The game begins aboard a ship, where a simple character creation process, you find the ship under attack. On the deck, you encounter the first boss and are introduced to the combat system – one of the best parts of the game. Fighting is a lot like playing a very precise brawler, where a single mistake often ends you. Combinations of strong and heavy attacks are necessary to break enemy defenses down, while timely blocking, stamina management, and dodges will keep you from dying. It’s a compelling system that rewards patience and pattern recognition, and punishes even the slightest lack of attention. Brutal? Yes. Rewarding? Oh, heck yes.
Thankfully, the game never gets in the way of itself. My deaths were because I messed up in some way, not because the game prevented me from doing what I wanted. It’s tight and polished enough for it to be instantly apparent that what you just did is going to kill you. Take equal parts of frustration and obligatory learning, and call me in the morning.
Sadly, combat comes apart during boss battles at times. Where proper strategy is key in minor encounters, wailing away wildly is often just as effective against bosses. That doesn’t mean I didn’t enjoy boss battles, but I felt let down more than once after winning a battle on my first try with little tactical effort.
Salt & Sanctuary has a great deal of variety tactically. The game’s skill tree is absolutely massive, and doesn’t put up barriers based on class. I pushed my mace-wielding Paladin towards strength, wisdom, and endurance, but could easily have skewed towards the greatsword path. The game offers an awful lot of flexibility in character creation, and there’s already a sizeable community online dedicated to builds and min/maxing runs through the game.
Taking another page from the Dark Souls playbook, Salt & Sanctuary keeps you mostly in the dark about the world you’re exploring. There’s no map, for example. I kept a rough drawing of the arrangement of areas and locations to return to (generally) to keep from getting too lost. NPCs are also mysterious, frequently spouting puzzling phrases before requiring a yes or no answer. Usually, the impact of your answer is not readily apparent, invisibly gating your access to something further down the line, or preventing you from advancing. The game is lenient at times and lets you repeatedly talk to NPCs, but some decisions will haunt you.

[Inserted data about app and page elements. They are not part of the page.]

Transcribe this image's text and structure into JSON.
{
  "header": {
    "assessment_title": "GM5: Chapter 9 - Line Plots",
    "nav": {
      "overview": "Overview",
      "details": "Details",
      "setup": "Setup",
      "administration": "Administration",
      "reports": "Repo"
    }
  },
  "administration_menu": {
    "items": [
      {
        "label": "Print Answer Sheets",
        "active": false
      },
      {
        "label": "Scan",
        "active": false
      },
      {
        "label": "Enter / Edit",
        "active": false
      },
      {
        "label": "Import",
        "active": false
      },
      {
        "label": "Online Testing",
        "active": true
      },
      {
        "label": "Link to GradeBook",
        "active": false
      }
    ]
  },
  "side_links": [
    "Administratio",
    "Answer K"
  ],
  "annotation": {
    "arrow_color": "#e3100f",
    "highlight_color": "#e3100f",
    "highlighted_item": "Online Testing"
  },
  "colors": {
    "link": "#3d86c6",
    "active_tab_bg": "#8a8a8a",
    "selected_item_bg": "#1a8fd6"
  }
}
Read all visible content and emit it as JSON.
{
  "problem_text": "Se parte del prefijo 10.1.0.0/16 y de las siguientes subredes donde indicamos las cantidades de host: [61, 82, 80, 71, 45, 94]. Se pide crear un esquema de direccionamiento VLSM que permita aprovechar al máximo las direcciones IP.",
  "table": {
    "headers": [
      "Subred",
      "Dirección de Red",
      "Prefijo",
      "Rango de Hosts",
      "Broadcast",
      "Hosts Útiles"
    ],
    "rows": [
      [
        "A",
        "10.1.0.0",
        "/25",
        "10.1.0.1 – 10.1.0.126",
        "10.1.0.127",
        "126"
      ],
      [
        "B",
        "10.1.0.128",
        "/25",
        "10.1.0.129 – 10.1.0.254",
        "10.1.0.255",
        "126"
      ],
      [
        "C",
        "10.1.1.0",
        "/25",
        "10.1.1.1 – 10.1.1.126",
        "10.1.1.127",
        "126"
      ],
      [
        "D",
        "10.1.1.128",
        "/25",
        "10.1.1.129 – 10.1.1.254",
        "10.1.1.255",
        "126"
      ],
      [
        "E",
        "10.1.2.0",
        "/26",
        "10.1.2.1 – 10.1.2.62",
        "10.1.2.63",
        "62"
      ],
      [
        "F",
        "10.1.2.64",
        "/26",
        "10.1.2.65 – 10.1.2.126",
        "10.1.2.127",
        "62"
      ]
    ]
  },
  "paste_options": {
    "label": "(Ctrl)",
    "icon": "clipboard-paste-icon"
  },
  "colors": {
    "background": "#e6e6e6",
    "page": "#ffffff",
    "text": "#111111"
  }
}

I’m not going to spoil anything because I think Salt & Sanctuary is the kind of game you ought to discover on your own, but I will give this cautionary tale. Pay attention to the types of vows you take in sanctuaries. Each creed has its own pros and cons, but you may find you’ve painted yourself into a corner if you’re careless.
But that’s part of the fun that awaits in the world of Salt & Sanctuary. You’ll charge forward boldly, but blindly. You’ll make mistakes, upgrade the wrong weapons, align with the wrong factions. You’ll persevere though, and find yourself winding down a rabbit hole that’s uniquely of your own construction. Rarely do roleplaying games allow for such a huge diversity of paths to reach an end goal.
Salt & Sanctuary is a brilliant piece of work that apes the Dark Souls franchise in all the right ways while still cutting its own path. It looks and plays great, and has a sense of mystery and discovery that I found more compelling than its AAA competitors. Souls fans will be right at home, but the barrier to entry here is low enough to allow the uninitiated to venture forth and take a stab.
**PS4 Review Code Provided By the Publisher**
- Complex and satisfying combat
- Compelling lore
- Awesome creature design
- Some weak boss battles
- Lack of explanation